In conjunction with the neuropathologic examinations of brain donors, IDEAS asked its families to participate in a seizure survey. Preliminary results from about 85 participants shows various types of seizures and onsets; results will be posted on the IDEAS site and communicated via the Autism Speaks blog. Since sudden deaths often occurred during sleep, Sanjeev Kothare, M.D. (Children’s Hospital, Boston, MA) was present to provide information on his studies of breathing abnormalities in patients with IDIC15q. He reviewed the clinical spectrum of duplications on chromosome 15q: epilepsy, low muscle tone, atypical facial features, moderate-severe developmental delay, and autistic behaviors. He speculated that the increased risk of sudden death is due to abnormalities of sleep, cardio-vascular function, mitochondrial function and epilepsy. The results of his sleep study on 5 children with IDIC15q revealed central sleep apnea that occurs when the brain does not send proper signals to the muscles that control breathing often in conjunction with seizure activity. This very important work will continue and many of the IDEAS families have worked with their own doctors to obtain a sleep study to determine both seizure and breathing activity.
An additional highlight of the meeting was a talk by James Sutcliffe, Ph.D. (Vanderbilt University) on one of the genes of interest in the duplicated piece of chromosome 15 – the GABA B3 receptor. GABA is the main inhibitory neurotransmitter and any dysfunction in its receptor is thought to increase brain activity and might contribute to seizures. He is studying rare point mutation in this gene that was also found in a condition known as Childhood Absence Epilepsy. A presentation by Larry Reiter, Ph.D. (University of Tennessee Health Science Center) focused on a subset of 15q duplications called ‘interstitial duplications’. These are also duplications of genes in the 15q portion of the chromosome but instead of arising de novo in the child, are inherited from the mother or father. Overall, the future goals are aimed at learning more about the conditions that affect mortality such as low muscle tone, apnea and seizures. Further genetic studies on molecular mechanisms to find drug targets will include mouse models and analysis of DNA and brain tissue.
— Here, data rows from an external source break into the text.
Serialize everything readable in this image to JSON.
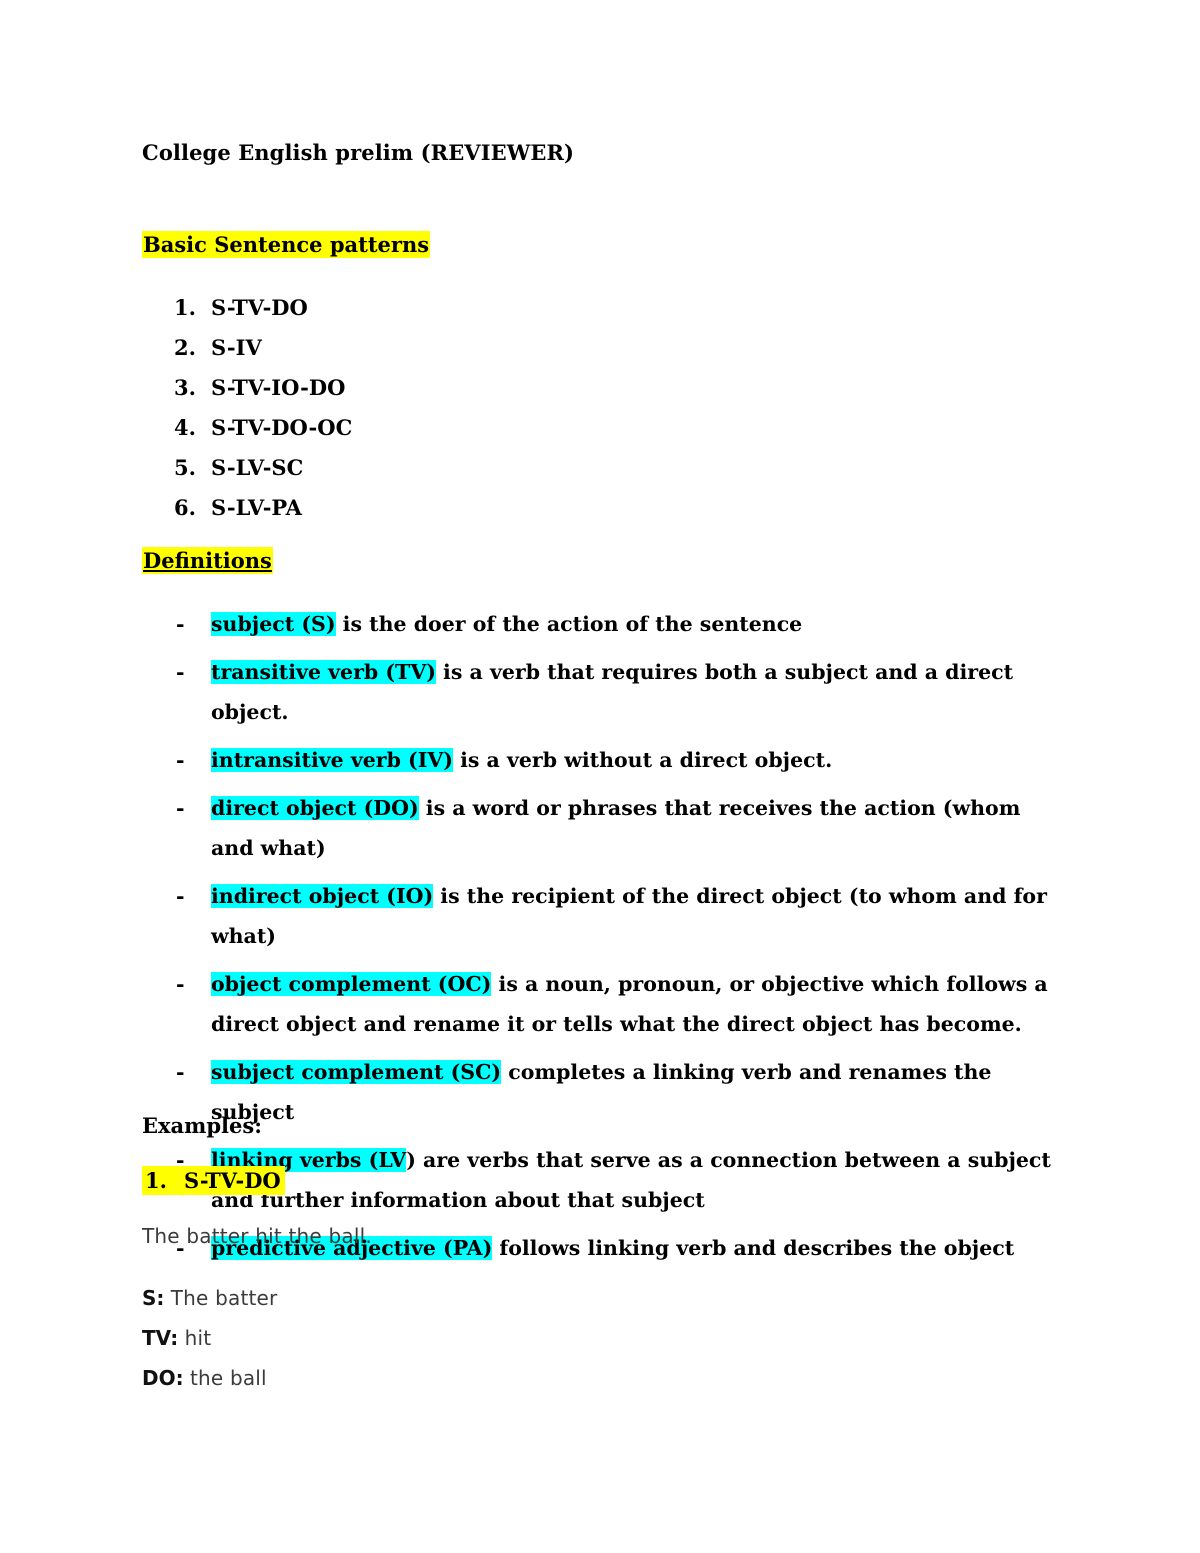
{
  "document": {
    "title": "College English prelim (REVIEWER)",
    "highlight_colors": {
      "yellow": "#FFFF00",
      "cyan": "#00FFFF"
    }
  },
  "sections": {
    "basic_patterns": {
      "heading": "Basic Sentence patterns",
      "items": [
        {
          "num": "1.",
          "text": "S-TV-DO"
        },
        {
          "num": "2.",
          "text": "S-IV"
        },
        {
          "num": "3.",
          "text": "S-TV-IO-DO"
        },
        {
          "num": "4.",
          "text": "S-TV-DO-OC"
        },
        {
          "num": "5.",
          "text": "S-LV-SC"
        },
        {
          "num": "6.",
          "text": "S-LV-PA"
        }
      ]
    },
    "definitions": {
      "heading": "Definitions",
      "bullet": "-",
      "items": [
        {
          "term": "subject (S)",
          "rest": " is the doer of the action of the sentence"
        },
        {
          "term": "transitive verb (TV)",
          "rest": " is a verb that requires both a subject and a direct object."
        },
        {
          "term": "intransitive verb (IV)",
          "rest": " is a verb without a direct object."
        },
        {
          "term": "direct object (DO)",
          "rest": " is a word or phrases that receives the action (whom and what)"
        },
        {
          "term": "indirect object (IO)",
          "rest": " is the recipient of the direct object (to whom and for what)"
        },
        {
          "term": "object complement (OC)",
          "rest": " is a noun, pronoun, or objective which follows a direct object and rename it or tells what the direct object has become."
        },
        {
          "term": "subject complement (SC)",
          "rest": " completes a linking verb and renames the subject"
        },
        {
          "term": "linking verbs (LV",
          "rest": ") are verbs that serve as a connection between a subject and further information about that subject"
        },
        {
          "term": "predictive adjective (PA)",
          "rest": " follows linking verb and describes the object"
        }
      ]
    },
    "examples": {
      "heading": "Examples:",
      "entry": {
        "num": "1.",
        "pattern": "S-TV-DO",
        "sentence": "The batter hit the ball.",
        "breakdown": [
          {
            "label": "S:",
            "value": "The batter"
          },
          {
            "label": "TV:",
            "value": "hit"
          },
          {
            "label": "DO:",
            "value": "the ball"
          }
        ]
      }
    }
  }
}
Taken together these meetings offered a positive view for the future. Families are working closely with clinicians and researchers to find effective new therapies for genetic syndromes that present as autism. The larger hope is that as these syndromes reveal their secrets, they will provide us with new tool with which to treat other forms of autism.
Thank you to Andy Mitz, Ph.D. of NIH for providing input on the PMSF meeting.
To read complete IMFAR coverage, please visit http://www.autismspeaks.org/science/science_news/imfar_2010.php.